Monroe teenager among beneficiaries of state’s driving bill
HARTFORD, CT — State Representative Tony Scott, R-112e, issued the following statement Tuesday after the House advanced SB 333, “An Act Respecting the Recommendations of the Department of Motor Vehicles” on Monday.
Part of the larger bill will allow people who use bioptic lenses to acquire a driver’s license. The bill awaits the governor’s signature to pass.
Macular degeneration, which leads to the use of biopsy, can happen to anyone and is more likely to occur with age. According to the National Eye Institute, rates of age-related macular degeneration have increased in the United States over the past 20 years and are expected to reach 5 million by 2050 due to an increase in our aging population.
“When people speak up, it can lead to progress and real change. On Monday, I spoke in favor of SB 333, part of which will give people who use bioptic lenses the ability to get their driver’s license,” Scott said.
He continued, “This legislation, which passed unanimously and has already passed the Senate, is the result of my Monroe constituents, Sandra Gabriel-Busa and her son, Max, coming forward and l have brought to my attention. Under current law, Max, who is on the high school wrestling team and involved in scouts, cannot take his driving test in Connecticut because he was diagnosed with juvenile macular degeneration in age 10 and needs bioptic lenses to get behind the wheel.
“His vision is below average, but his sight loss has plateaued. Because he can’t drive, his ability to see friends, get to college, or find a job is limited. .
“Working with Max and his mother, we introduced this truly life-changing legislation that – as long as it is signed by the Governor – will require the DMV to issue driver’s licenses to people who wear glasses with bioptic lenses. whether the applicant otherwise meets regulatory vision standards and licensing requirements.
“I was proud to work on this with Max and encourage anyone with their own issue to reach out to me so we can implement this change together.”
The state budget passes to the Chamber
State Rep. Tony Scott, R-112e, released the following statement after the House advanced a proposed state budget, which passed along party lines early Tuesday morning.
Republicans proposed an amendment to that budget document that would have prevented the implementation of certain taxes and reduced state income taxes, among other proposals that would have provided immediate relief, according to Scott, who said that he had failed in the direction of the party.
“This is a budget proposal with hundreds of sections spanning over 600 pages,” Scott said. “It was dropped on us at 5am on Monday morning, hours before we were debating it. It is almost impossible for anyone to read this document with close attention to detail so that we can honestly discuss and debate it on behalf of taxpayers.
He continued, “While this budget includes some Republican initiatives — from extending the gas tax suspension to relief for middle- and low-income residents — it clearly doesn’t go far enough. With all the extra tax revenue we have due to inflation, we should be doing more to give people their money back in the form of extra tax cuts immediately.
“To be clear, this is in no way a bipartisan budget.

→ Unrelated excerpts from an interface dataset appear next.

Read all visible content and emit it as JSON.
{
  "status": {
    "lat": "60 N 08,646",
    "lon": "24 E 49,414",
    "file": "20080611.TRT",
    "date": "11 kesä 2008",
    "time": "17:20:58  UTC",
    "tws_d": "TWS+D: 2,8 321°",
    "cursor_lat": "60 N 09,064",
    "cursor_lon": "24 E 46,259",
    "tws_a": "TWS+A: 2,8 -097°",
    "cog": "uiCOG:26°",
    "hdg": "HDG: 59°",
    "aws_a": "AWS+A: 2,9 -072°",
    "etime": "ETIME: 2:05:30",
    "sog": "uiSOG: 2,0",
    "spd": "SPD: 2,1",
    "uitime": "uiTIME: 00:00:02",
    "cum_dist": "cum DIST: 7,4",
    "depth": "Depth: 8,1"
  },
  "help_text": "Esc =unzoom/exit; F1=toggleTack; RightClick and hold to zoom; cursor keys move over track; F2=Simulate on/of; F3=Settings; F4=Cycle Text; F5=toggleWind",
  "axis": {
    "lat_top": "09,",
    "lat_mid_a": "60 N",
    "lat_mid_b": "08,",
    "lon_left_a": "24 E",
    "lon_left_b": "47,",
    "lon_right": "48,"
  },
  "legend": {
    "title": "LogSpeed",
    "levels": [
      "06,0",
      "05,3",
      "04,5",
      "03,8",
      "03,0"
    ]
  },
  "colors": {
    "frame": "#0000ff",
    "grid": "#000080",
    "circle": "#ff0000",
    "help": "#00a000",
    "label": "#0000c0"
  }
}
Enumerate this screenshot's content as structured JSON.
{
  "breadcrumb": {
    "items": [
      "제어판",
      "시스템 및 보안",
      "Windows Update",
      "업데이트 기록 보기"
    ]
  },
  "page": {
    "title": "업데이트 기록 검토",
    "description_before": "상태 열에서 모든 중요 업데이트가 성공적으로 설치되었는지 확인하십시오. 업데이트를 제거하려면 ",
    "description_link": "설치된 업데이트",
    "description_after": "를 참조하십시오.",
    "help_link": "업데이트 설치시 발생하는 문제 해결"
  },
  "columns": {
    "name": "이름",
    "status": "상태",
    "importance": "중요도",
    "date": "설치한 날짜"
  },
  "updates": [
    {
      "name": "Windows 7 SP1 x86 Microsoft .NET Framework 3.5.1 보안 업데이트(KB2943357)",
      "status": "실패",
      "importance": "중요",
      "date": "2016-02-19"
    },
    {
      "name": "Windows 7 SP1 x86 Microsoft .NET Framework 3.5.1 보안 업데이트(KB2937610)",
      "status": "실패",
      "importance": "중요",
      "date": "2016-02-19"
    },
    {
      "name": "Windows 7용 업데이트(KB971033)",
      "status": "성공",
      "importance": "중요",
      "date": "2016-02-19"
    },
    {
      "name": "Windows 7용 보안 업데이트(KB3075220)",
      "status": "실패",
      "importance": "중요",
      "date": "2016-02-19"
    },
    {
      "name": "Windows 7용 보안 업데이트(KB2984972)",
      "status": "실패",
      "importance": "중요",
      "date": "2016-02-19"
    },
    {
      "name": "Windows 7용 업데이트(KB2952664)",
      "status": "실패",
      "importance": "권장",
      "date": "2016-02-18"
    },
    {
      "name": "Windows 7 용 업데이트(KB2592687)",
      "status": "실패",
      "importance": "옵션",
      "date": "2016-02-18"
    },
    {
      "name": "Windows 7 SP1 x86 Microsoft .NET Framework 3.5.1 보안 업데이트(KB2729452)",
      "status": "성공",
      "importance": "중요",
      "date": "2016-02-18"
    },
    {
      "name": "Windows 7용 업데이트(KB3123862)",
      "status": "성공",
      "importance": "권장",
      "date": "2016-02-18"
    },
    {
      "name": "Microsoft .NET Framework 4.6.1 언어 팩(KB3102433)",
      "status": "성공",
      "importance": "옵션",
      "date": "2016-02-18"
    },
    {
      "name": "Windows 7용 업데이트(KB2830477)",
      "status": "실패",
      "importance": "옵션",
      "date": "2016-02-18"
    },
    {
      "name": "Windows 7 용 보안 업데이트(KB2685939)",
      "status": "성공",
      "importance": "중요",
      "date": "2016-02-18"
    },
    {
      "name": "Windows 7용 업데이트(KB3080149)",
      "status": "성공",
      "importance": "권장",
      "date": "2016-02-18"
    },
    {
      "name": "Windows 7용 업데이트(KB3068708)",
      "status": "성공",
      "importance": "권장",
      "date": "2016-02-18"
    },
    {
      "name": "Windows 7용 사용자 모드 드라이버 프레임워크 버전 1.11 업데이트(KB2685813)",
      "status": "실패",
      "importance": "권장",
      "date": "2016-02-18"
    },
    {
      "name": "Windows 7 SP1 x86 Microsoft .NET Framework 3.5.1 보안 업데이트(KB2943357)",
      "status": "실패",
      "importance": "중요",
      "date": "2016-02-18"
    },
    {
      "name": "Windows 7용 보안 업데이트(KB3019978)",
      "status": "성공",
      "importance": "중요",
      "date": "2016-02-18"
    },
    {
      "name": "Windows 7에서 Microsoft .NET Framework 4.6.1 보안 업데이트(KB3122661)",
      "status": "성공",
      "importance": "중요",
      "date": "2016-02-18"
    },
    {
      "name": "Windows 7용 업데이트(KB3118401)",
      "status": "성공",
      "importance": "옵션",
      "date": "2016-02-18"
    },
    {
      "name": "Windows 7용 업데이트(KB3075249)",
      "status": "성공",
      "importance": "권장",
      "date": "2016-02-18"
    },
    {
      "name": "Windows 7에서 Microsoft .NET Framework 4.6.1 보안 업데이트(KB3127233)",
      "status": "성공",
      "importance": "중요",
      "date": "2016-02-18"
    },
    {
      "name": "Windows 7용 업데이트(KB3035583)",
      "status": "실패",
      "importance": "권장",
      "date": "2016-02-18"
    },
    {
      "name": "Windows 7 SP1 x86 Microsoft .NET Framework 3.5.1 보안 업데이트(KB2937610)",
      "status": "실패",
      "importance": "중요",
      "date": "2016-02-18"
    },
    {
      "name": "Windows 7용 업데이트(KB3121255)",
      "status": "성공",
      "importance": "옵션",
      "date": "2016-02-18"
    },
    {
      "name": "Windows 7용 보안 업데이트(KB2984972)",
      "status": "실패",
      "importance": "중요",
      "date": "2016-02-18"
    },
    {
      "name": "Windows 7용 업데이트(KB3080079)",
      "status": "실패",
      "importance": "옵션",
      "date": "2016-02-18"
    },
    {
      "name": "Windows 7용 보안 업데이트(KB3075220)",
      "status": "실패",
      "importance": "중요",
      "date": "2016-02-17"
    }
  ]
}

The majority party chose not to include Republican leaders in the process when writing this document. We weren’t even allowed to enter the room to discuss.
“Some elements of this massive document were rejected in committees by Democrats and Republicans, but they were quietly pushed back, ignoring and circumventing the proper process.
“And this budget represents a 6.4% increase in spending and includes significant increases for public sector employees. For example, judges will receive a 5% increase, but they just received a 4.5% increase last year. It’s just one expense in a bloated document that was composed without input from the Republican minority.
“Some of the proposed reductions included in this budget are also only guaranteed for one year and do not consider the long-term financial future of our state. It just doesn’t go far enough to provide relief to families who are struggling financially due to rising prices in almost every aspect of their lives.
Tax Relief Plan
Ahead of the budget vote, Scott and fellow Senate and House Republicans proposed a $1.2 billion tax relief package “for working and middle-class families.”
Scott said the proposal would reduce state income tax for low- and middle-income families and individuals, reduce state sales tax and eliminate the meal tax, extend the suspension of gasoline tax, reduce diesel tax, expand property tax relief, eliminate the new state truck tax, accelerate the elimination of pension income tax, and rents, and reduce the burden on job creators.